Is the rise of a largely unsecured Internet, of big data and of instantaneous mass communication a threat to our privacy from governments and corporations, or an opportunity for citizens? At the same time as Western activists have exposed and denounced the government use of online communications to invade our privacy, activists in the developing world have seized these same techniques and technologies and turned them against authoritarian governments, as a liberating tool.
How can we get the upper hand on big data and the surveillance state, using policies, campaigns and politics, to turn information technology back into an instrument of democracy?
Doug Saunders: A decade ago, talk about online communication and the wired life was all about its democratizing potential: it would open up government, allow social movements to organize, free people from a monolithic media and provide many opportunities for formerly marginalized voices to be heard. Now we talk about threats posed by that same online life: Spy agencies use it to perform mass surveillance on many if not all civilians. Corporations buy vast tranches of our data and use them in privacy-compromising ways.
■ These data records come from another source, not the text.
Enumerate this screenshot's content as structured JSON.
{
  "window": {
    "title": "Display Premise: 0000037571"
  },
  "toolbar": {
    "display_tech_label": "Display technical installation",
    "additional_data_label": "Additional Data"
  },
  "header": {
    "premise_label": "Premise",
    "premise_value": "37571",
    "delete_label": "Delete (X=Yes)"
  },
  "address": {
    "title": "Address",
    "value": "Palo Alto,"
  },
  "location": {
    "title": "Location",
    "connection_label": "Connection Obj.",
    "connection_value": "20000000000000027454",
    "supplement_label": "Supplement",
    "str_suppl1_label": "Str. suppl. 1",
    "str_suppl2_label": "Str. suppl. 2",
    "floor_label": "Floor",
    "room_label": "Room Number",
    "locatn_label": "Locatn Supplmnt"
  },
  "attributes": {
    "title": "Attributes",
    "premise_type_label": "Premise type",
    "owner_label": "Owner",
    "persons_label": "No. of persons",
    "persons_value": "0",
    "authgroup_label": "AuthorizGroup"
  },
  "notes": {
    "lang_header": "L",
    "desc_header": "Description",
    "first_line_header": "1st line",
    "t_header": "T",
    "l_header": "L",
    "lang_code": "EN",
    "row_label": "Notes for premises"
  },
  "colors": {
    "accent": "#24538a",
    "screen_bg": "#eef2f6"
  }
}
And authoritarian regimes use it to censor, monitor and persecute dissent. Is the internet now being used against us?